How to complete this task: The expected answer comprises all lines from the entries that contain the string "JSON".

━━━━━ Excerpted records

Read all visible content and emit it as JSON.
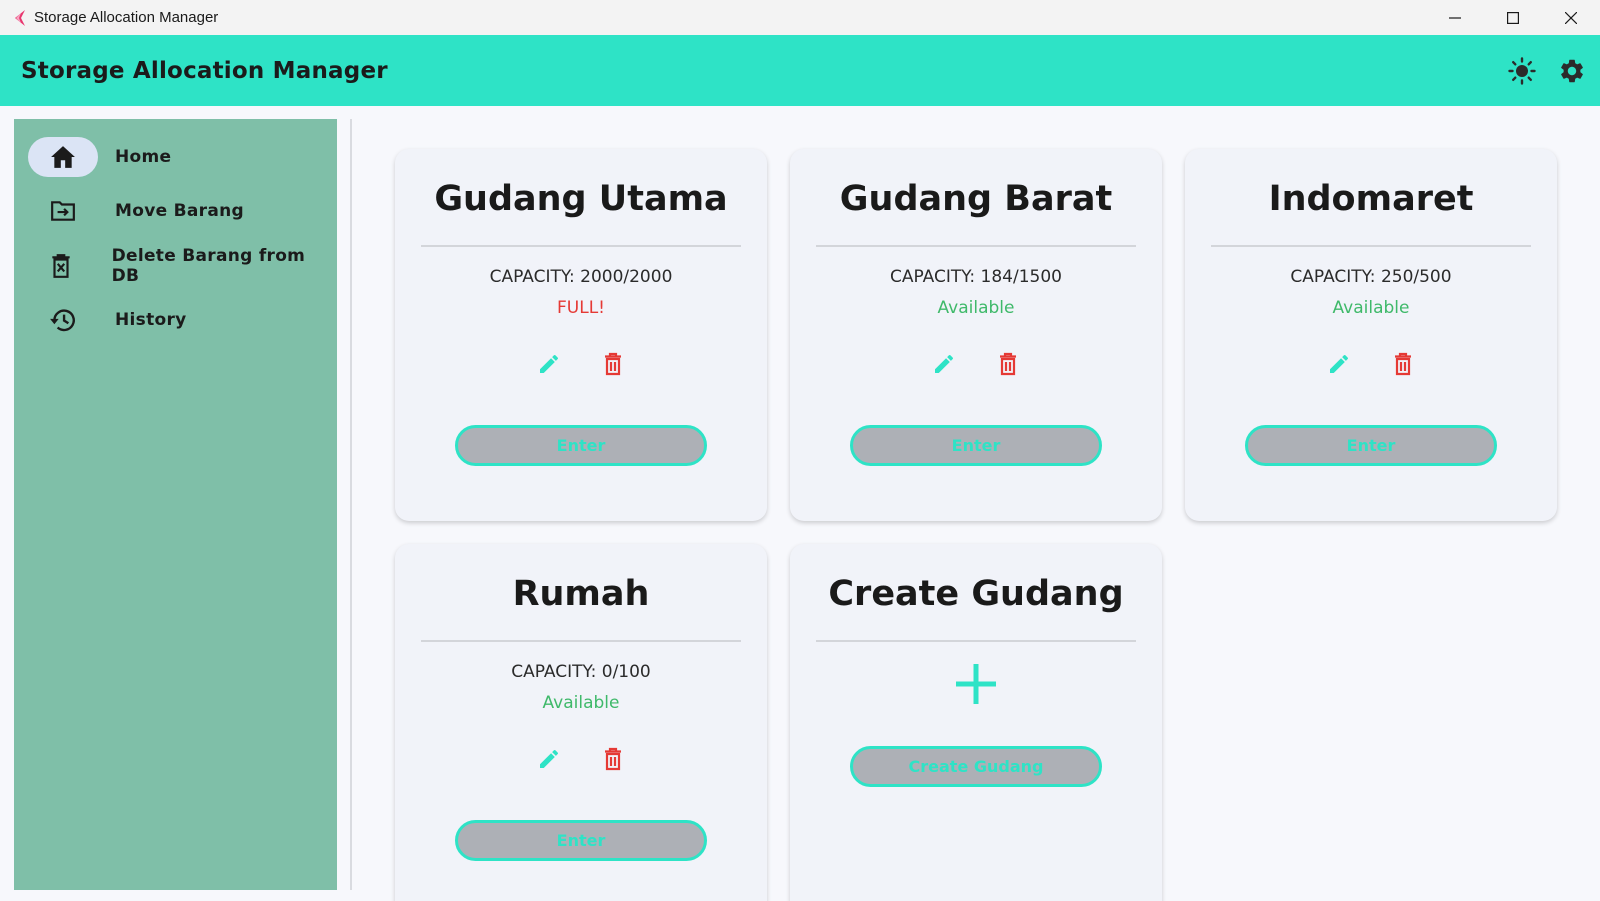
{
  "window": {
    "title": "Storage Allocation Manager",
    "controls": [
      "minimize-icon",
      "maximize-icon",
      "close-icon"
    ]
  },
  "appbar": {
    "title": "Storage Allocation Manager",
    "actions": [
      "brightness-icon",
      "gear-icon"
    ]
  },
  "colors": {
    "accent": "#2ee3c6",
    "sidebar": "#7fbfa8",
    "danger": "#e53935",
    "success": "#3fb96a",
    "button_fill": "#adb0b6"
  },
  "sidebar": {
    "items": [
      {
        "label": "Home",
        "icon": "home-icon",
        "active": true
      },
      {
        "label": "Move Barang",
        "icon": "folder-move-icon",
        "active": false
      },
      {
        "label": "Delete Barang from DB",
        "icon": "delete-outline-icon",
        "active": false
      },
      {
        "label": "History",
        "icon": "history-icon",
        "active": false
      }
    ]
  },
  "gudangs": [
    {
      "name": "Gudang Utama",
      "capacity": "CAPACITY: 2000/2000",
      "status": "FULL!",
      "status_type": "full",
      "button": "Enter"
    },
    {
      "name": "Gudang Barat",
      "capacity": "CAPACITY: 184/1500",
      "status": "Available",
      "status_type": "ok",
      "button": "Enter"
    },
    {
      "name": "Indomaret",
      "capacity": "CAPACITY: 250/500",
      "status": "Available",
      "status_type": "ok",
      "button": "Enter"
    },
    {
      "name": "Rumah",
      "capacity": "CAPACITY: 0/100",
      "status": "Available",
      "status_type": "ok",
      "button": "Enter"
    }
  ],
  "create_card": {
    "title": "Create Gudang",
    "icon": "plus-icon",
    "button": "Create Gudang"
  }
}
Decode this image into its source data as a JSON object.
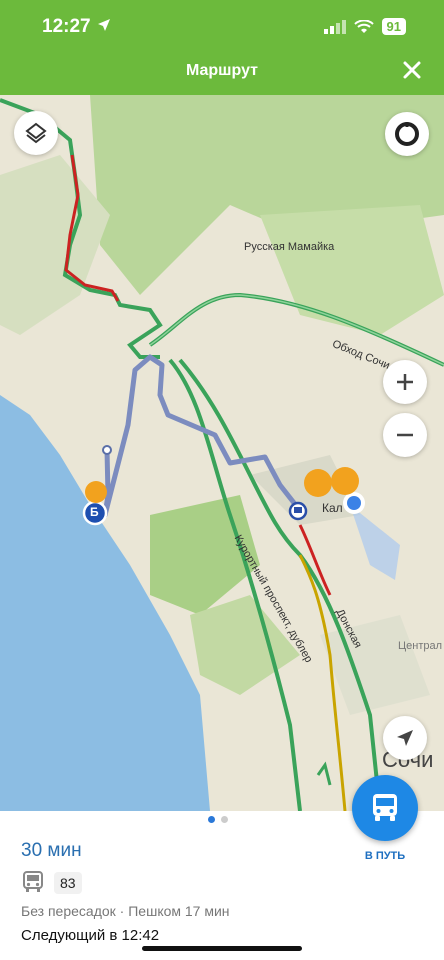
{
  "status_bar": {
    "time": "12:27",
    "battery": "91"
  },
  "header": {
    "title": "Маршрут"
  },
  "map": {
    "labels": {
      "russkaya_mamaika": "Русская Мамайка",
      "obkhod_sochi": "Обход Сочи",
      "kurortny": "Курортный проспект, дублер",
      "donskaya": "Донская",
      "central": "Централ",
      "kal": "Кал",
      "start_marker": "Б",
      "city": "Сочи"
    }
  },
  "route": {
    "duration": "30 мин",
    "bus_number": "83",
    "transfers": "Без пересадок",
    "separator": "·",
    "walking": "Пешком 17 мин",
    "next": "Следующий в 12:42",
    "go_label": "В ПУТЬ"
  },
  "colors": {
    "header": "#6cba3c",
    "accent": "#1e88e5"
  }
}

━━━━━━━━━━
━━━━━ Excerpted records

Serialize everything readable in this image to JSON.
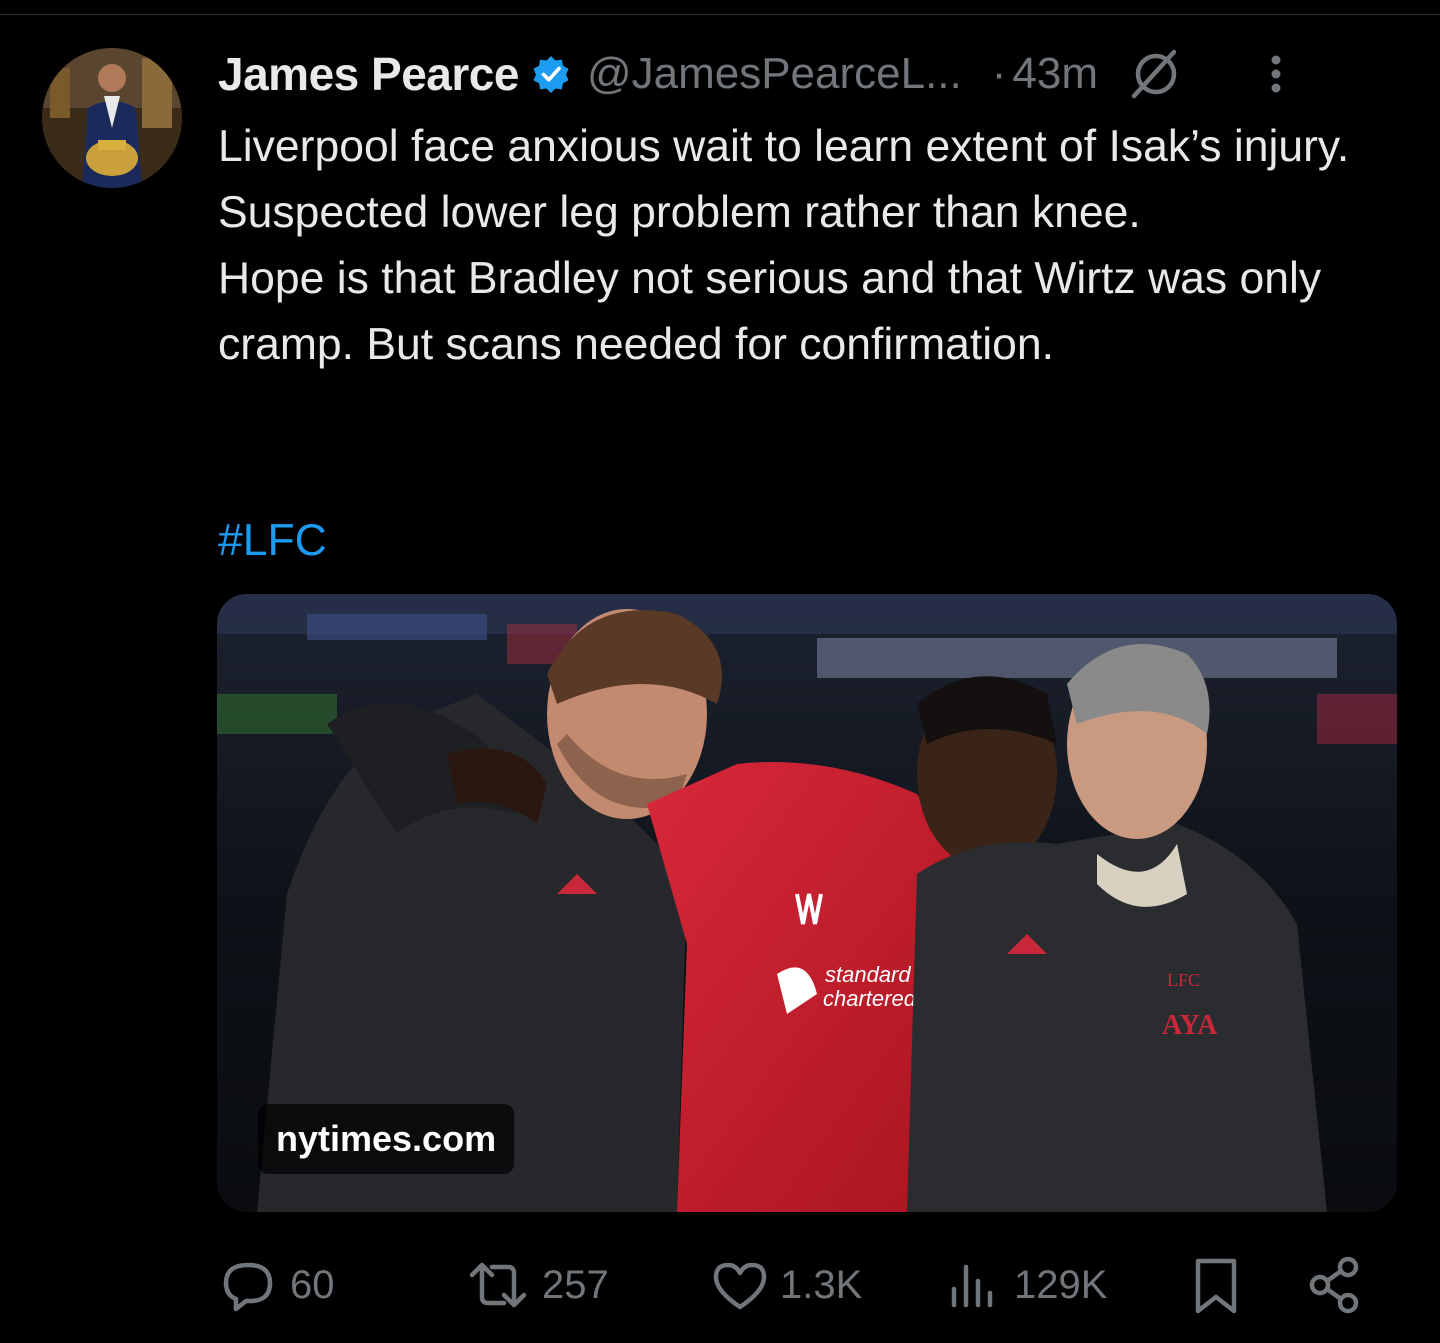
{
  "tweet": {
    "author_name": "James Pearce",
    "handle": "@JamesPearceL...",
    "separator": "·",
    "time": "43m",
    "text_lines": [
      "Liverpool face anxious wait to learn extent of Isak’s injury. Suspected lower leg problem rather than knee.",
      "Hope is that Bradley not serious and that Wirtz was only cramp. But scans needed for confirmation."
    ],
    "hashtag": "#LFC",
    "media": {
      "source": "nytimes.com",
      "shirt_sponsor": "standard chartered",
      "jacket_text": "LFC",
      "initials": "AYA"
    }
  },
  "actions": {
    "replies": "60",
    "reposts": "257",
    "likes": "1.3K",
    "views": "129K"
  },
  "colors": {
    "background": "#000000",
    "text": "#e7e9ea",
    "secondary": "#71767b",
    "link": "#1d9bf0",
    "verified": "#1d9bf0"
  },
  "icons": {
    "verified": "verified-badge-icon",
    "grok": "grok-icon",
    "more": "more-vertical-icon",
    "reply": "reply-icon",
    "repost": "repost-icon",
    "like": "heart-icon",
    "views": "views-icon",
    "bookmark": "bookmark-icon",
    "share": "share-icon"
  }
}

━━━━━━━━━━

Written solution:
Read all visible content and emit it as JSON.
Decode this image into its source data as a JSON object.
Serialize everything readable in this image to JSON.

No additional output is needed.